Chapter 17: Becoming Is Going Away from Being
Becoming is burning. The funeral pyre is the goal that he has achieved - all his life burning for this thing, burning for that thing. He had not rested a single moment, he had not relaxed a single moment. The funeral pyre is very significant.
The grave does not give that sense. In the West you make the grave as beautiful as possible, with marble, with beautiful inscriptions on it. You carry the body in beautiful, costly caskets.
Just the other day I saw a book published by the Rolls Royce Company. Of course, we are first in the whole world, but there is a company in Scotland which has two hundred and sixty Rolls Royces; it is a professional company. And in those Rolls Royces a person travels only one way, he never comes back, he has no return ticket. That company carries people to their grave. Of course those who are rich can afford many Rolls Royces to follow the corpse. That’s why they have two hundred and sixty. Up to now, the biggest number used by one man was thirty-three Rolls Royces.
But every day people are dying. They could not use a Rolls Royce in their life, at least give them the joy - not only of riding in a Rolls-Royce, but of being followed by dozens of Rolls Royces.
But that company is not a competitor to us. Our Rolls Royces are for the living. Their Rolls Royces are for the dead. And of course, they have to keep two hundred and sixty, because in one day they may have a few orders. Sometimes all their Rolls Royces are engaged. Death comes without giving you any warning.
But whether you go in a Rolls Royce or in a municipal corporation truck, it makes no difference to the corpse. It knows nothing; there is nobody there! You are only carrying bones; how you carry them makes no difference at all. The emperor dead and the beggar dead for the first time become communists - equal. Only in graveyards does communism exist in its authenticity: no hierarchy, nobody above you, nobody below you. There is nobody, in fact. And this is the whole story of becoming.
It is good that you don’t care about enlightenment, because your caring about it will destroy the whole thing. That will create a desire, that will create a longing. And enlightenment cannot be an object of your longing and desire.
The basic fundamental of enlightenment is desirelessness.
Here you are enjoying, rejoicing, dancing, singing. Don’t be worried about enlightenment. Suddenly one day dancing or singing or listening to me, or just sitting in silence, you will become aware - “My God! I have always been enlightened!”

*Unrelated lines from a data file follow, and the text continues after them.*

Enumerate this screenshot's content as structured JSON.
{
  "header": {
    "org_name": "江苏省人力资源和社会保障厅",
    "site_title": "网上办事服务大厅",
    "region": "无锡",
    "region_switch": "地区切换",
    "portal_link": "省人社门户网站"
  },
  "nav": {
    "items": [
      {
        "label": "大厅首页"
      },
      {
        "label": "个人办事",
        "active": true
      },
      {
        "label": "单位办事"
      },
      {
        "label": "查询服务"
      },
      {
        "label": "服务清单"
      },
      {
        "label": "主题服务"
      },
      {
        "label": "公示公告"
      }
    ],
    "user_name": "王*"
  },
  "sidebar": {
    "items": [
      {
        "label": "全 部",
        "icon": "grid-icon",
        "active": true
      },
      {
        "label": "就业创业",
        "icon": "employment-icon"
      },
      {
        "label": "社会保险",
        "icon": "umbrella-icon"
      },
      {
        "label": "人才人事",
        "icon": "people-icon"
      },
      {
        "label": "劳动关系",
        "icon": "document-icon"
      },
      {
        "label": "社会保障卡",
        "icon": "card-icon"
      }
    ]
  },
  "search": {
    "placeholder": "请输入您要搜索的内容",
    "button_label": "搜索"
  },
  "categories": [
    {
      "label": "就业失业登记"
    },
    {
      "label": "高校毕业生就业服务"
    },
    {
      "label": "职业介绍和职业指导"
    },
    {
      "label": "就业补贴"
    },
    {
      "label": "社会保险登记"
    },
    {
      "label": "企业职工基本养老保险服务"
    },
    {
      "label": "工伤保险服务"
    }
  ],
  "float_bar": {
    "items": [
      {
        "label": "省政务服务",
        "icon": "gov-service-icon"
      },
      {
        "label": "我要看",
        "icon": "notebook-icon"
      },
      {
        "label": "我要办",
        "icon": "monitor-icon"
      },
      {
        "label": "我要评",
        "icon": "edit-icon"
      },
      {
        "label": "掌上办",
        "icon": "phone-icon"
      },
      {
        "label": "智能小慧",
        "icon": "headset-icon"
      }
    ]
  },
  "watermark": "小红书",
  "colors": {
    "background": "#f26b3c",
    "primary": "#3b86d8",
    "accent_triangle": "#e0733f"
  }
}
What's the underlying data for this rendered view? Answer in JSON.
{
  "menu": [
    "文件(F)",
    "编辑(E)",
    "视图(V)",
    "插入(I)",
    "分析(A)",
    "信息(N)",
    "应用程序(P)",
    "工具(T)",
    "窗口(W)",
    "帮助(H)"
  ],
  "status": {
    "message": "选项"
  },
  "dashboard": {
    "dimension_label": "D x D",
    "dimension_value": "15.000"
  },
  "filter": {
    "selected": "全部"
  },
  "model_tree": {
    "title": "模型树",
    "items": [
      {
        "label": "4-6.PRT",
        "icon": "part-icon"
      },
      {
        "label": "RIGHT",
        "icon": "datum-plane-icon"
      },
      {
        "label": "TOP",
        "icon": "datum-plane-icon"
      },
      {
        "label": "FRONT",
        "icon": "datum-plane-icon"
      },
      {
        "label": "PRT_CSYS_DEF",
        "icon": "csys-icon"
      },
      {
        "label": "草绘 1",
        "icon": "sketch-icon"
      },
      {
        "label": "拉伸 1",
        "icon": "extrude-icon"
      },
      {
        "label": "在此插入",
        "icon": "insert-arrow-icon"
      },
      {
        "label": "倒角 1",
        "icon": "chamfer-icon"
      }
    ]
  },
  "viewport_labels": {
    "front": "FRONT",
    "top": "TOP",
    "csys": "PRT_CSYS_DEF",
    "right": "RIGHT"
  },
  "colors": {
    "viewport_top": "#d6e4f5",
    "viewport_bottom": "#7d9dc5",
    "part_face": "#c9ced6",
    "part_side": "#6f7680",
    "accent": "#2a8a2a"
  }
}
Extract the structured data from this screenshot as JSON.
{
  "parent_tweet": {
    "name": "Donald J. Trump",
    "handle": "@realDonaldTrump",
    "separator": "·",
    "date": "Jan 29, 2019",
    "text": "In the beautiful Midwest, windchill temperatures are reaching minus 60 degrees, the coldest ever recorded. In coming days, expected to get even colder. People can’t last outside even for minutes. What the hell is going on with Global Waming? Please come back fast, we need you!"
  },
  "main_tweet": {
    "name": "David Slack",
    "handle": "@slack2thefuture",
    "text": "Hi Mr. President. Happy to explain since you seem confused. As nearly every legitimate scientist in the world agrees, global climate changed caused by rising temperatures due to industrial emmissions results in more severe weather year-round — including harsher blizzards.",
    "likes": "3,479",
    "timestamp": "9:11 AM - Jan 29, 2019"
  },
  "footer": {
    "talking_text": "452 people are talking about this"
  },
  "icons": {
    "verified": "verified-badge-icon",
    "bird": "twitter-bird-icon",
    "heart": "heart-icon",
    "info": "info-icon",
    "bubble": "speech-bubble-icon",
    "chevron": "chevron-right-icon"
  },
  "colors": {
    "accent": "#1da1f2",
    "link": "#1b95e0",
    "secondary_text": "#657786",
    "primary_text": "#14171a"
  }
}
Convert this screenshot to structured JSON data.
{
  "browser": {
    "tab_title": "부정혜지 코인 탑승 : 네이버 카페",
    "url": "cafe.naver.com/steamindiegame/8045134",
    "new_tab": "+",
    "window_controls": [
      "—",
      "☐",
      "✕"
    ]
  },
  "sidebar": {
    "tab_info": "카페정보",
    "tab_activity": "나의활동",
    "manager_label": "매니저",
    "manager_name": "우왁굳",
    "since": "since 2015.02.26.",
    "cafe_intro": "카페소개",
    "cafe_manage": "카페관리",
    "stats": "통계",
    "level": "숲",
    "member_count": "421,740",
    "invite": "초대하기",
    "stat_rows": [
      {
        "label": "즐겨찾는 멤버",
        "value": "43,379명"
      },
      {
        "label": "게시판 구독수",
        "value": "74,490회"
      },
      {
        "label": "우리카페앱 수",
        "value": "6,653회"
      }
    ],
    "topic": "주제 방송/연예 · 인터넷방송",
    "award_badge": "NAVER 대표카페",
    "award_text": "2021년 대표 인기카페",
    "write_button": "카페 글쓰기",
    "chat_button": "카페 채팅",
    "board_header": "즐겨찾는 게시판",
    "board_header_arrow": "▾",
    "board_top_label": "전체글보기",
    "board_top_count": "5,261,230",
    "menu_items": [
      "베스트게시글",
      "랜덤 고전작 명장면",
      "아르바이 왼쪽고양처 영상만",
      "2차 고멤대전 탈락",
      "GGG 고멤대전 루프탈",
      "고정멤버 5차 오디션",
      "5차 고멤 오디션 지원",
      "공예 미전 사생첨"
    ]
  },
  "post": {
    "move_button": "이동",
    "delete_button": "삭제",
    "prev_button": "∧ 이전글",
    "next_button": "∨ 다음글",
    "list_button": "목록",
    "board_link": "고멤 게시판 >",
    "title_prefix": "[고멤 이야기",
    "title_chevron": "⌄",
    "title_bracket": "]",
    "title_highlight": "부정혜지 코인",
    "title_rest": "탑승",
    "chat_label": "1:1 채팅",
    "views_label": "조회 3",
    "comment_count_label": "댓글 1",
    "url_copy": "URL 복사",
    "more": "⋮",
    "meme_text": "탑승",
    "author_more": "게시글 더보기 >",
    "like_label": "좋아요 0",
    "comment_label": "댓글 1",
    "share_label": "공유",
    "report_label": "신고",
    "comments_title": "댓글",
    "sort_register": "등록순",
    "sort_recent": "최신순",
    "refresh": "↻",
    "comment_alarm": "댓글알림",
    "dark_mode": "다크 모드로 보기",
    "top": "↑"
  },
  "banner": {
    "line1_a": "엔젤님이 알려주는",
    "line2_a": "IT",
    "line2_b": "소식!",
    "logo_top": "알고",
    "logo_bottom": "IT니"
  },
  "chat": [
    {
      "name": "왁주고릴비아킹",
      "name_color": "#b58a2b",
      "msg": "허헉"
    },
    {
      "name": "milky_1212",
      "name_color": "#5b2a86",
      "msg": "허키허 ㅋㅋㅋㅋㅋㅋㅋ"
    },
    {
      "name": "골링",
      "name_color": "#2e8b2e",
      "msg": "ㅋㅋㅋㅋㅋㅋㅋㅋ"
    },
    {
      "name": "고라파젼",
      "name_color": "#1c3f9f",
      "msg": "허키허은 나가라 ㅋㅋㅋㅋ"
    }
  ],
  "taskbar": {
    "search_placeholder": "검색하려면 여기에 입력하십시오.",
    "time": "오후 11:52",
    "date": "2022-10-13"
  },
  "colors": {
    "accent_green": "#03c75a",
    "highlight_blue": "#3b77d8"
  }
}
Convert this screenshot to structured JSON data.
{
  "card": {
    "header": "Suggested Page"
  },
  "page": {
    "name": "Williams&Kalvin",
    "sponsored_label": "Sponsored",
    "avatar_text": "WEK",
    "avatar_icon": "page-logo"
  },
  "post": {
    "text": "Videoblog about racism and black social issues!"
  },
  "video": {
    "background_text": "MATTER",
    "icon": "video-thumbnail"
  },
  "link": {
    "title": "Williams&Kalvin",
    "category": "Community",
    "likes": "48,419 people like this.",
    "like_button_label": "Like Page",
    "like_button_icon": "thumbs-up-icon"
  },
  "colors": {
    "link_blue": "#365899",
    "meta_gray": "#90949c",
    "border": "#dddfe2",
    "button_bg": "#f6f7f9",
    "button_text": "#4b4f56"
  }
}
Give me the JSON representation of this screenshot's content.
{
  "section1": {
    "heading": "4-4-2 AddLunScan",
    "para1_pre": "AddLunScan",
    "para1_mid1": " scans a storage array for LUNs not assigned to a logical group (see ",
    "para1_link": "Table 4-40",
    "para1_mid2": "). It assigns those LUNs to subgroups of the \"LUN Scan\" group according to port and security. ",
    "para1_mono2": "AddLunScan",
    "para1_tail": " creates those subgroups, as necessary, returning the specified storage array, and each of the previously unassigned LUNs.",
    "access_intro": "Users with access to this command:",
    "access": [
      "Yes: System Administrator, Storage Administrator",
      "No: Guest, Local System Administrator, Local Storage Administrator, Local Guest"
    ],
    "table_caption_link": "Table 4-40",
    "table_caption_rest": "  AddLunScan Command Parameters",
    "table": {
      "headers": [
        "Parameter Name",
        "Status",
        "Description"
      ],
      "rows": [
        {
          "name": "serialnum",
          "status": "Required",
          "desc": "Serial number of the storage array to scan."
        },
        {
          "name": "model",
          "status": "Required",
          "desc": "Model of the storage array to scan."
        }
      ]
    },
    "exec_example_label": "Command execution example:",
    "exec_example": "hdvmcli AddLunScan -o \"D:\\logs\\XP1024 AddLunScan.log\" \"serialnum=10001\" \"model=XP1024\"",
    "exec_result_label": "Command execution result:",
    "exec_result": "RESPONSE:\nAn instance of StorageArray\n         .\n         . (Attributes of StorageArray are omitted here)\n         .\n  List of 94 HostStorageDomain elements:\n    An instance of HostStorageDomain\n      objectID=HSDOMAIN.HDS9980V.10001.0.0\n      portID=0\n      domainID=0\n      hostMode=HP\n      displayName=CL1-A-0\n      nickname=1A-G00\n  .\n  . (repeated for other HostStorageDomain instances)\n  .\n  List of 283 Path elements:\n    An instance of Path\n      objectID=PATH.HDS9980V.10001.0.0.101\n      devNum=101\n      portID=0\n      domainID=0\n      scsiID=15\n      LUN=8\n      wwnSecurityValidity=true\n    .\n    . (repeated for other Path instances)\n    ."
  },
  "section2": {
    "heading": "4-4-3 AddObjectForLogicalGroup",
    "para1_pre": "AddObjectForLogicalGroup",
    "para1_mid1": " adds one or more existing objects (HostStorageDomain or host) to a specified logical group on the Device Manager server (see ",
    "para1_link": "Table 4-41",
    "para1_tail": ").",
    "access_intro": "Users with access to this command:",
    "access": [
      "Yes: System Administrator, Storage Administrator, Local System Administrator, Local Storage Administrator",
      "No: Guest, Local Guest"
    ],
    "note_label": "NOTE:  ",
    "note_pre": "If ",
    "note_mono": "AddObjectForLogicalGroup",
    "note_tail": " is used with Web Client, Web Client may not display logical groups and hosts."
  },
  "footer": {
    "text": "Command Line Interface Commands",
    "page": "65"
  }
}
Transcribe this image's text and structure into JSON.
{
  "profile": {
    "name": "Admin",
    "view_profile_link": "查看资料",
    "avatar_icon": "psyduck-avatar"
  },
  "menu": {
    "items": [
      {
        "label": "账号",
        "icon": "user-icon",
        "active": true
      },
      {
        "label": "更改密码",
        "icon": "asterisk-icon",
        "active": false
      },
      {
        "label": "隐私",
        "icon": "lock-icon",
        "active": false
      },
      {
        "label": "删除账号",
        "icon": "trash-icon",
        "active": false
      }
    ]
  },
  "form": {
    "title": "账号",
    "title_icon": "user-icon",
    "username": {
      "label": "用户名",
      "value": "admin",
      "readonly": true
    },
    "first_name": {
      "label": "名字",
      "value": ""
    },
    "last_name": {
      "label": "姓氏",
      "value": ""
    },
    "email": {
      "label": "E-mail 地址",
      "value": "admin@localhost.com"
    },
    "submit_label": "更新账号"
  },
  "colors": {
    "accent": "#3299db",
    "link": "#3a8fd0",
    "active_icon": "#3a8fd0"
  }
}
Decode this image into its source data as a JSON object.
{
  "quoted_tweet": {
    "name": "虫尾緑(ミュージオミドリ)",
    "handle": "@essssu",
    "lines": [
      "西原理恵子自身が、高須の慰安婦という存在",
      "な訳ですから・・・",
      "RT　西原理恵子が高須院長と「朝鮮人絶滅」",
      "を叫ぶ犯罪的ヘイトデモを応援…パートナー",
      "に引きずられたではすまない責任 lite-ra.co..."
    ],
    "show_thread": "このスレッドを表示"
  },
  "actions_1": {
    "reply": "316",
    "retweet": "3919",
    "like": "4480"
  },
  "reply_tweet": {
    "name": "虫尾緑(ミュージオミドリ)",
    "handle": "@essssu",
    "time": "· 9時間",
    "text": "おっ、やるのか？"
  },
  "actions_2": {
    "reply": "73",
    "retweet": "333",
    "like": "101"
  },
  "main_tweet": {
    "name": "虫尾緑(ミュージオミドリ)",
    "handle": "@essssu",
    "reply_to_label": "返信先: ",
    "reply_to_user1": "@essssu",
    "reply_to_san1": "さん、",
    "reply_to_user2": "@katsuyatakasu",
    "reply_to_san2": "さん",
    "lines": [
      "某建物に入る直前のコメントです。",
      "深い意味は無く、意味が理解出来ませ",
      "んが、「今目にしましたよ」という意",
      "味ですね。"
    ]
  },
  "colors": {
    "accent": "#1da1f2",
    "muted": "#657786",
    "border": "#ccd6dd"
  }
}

That’s how it has always happened. That’s why down the centuries the first similarity enlightened people have shared, is: they have laughed loudly when they became enlightened. On other points they may differ, their philosophies may be different - someone may have one kind of theology, someone another kind - but as far as laughter is concerned, nobody in the whole history of humanity has become enlightened and not laughed!